*** Opening Task inputs ***

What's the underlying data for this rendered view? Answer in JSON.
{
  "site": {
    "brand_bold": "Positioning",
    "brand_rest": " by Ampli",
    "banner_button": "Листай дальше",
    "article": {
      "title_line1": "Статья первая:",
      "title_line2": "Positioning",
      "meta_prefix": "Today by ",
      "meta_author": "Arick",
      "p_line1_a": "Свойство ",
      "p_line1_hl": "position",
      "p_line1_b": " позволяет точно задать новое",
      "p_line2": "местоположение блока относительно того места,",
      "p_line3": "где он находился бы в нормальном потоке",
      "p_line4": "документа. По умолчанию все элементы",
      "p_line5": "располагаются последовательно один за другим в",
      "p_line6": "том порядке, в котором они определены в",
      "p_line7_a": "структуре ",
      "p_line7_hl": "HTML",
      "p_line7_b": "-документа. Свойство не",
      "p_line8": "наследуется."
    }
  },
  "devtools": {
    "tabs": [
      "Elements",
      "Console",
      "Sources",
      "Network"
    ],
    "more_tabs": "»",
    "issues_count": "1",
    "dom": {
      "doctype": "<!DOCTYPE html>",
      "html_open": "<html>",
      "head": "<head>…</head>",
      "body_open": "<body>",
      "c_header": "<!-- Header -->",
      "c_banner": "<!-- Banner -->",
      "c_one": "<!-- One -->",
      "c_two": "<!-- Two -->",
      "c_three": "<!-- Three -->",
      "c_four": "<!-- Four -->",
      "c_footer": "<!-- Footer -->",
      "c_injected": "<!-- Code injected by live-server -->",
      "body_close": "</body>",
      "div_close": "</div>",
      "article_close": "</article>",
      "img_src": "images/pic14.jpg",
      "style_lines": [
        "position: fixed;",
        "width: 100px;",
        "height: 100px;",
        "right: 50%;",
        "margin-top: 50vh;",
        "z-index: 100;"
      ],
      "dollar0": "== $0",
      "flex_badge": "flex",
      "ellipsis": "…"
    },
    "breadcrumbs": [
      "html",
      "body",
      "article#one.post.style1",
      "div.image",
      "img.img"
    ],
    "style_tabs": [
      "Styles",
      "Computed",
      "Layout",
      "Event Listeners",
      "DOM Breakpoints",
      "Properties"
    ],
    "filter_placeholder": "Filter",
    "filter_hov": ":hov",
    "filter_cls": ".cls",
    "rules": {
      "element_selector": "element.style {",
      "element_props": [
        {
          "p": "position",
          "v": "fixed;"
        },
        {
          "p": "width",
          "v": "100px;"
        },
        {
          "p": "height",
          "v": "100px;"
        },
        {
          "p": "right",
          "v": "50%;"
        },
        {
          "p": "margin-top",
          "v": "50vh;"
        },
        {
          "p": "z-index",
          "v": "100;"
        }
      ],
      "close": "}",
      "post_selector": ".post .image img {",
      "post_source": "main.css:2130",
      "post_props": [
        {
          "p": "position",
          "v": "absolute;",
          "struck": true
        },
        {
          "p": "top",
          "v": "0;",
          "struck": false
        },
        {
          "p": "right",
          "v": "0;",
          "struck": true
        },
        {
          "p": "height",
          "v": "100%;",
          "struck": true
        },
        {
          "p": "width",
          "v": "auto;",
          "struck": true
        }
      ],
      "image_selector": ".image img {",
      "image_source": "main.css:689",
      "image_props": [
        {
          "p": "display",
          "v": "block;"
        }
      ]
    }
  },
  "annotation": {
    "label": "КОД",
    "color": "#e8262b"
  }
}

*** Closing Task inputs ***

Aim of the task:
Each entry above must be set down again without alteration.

Your solution:
What's the underlying data for this rendered view? Answer in JSON.
{
  "site": {
    "brand_bold": "Positioning",
    "brand_rest": " by Ampli",
    "banner_button": "Листай дальше",
    "article": {
      "title_line1": "Статья первая:",
      "title_line2": "Positioning",
      "meta_prefix": "Today by ",
      "meta_author": "Arick",
      "p_line1_a": "Свойство ",
      "p_line1_hl": "position",
      "p_line1_b": " позволяет точно задать новое",
      "p_line2": "местоположение блока относительно того места,",
      "p_line3": "где он находился бы в нормальном потоке",
      "p_line4": "документа. По умолчанию все элементы",
      "p_line5": "располагаются последовательно один за другим в",
      "p_line6": "том порядке, в котором они определены в",
      "p_line7_a": "структуре ",
      "p_line7_hl": "HTML",
      "p_line7_b": "-документа. Свойство не",
      "p_line8": "наследуется."
    }
  },
  "devtools": {
    "tabs": [
      "Elements",
      "Console",
      "Sources",
      "Network"
    ],
    "more_tabs": "»",
    "issues_count": "1",
    "dom": {
      "doctype": "<!DOCTYPE html>",
      "html_open": "<html>",
      "head": "<head>…</head>",
      "body_open": "<body>",
      "c_header": "<!-- Header -->",
      "c_banner": "<!-- Banner -->",
      "c_one": "<!-- One -->",
      "c_two": "<!-- Two -->",
      "c_three": "<!-- Three -->",
      "c_four": "<!-- Four -->",
      "c_footer": "<!-- Footer -->",
      "c_injected": "<!-- Code injected by live-server -->",
      "body_close": "</body>",
      "div_close": "</div>",
      "article_close": "</article>",
      "img_src": "images/pic14.jpg",
      "style_lines": [
        "position: fixed;",
        "width: 100px;",
        "height: 100px;",
        "right: 50%;",
        "margin-top: 50vh;",
        "z-index: 100;"
      ],
      "dollar0": "== $0",
      "flex_badge": "flex",
      "ellipsis": "…"
    },
    "breadcrumbs": [
      "html",
      "body",
      "article#one.post.style1",
      "div.image",
      "img.img"
    ],
    "style_tabs": [
      "Styles",
      "Computed",
      "Layout",
      "Event Listeners",
      "DOM Breakpoints",
      "Properties"
    ],
    "filter_placeholder": "Filter",
    "filter_hov": ":hov",
    "filter_cls": ".cls",
    "rules": {
      "element_selector": "element.style {",
      "element_props": [
        {
          "p": "position",
          "v": "fixed;"
        },
        {
          "p": "width",
          "v": "100px;"
        },
        {
          "p": "height",
          "v": "100px;"
        },
        {
          "p": "right",
          "v": "50%;"
        },
        {
          "p": "margin-top",
          "v": "50vh;"
        },
        {
          "p": "z-index",
          "v": "100;"
        }
      ],
      "close": "}",
      "post_selector": ".post .image img {",
      "post_source": "main.css:2130",
      "post_props": [
        {
          "p": "position",
          "v": "absolute;",
          "struck": true
        },
        {
          "p": "top",
          "v": "0;",
          "struck": false
        },
        {
          "p": "right",
          "v": "0;",
          "struck": true
        },
        {
          "p": "height",
          "v": "100%;",
          "struck": true
        },
        {
          "p": "width",
          "v": "auto;",
          "struck": true
        }
      ],
      "image_selector": ".image img {",
      "image_source": "main.css:689",
      "image_props": [
        {
          "p": "display",
          "v": "block;"
        }
      ]
    }
  },
  "annotation": {
    "label": "КОД",
    "color": "#e8262b"
  }
}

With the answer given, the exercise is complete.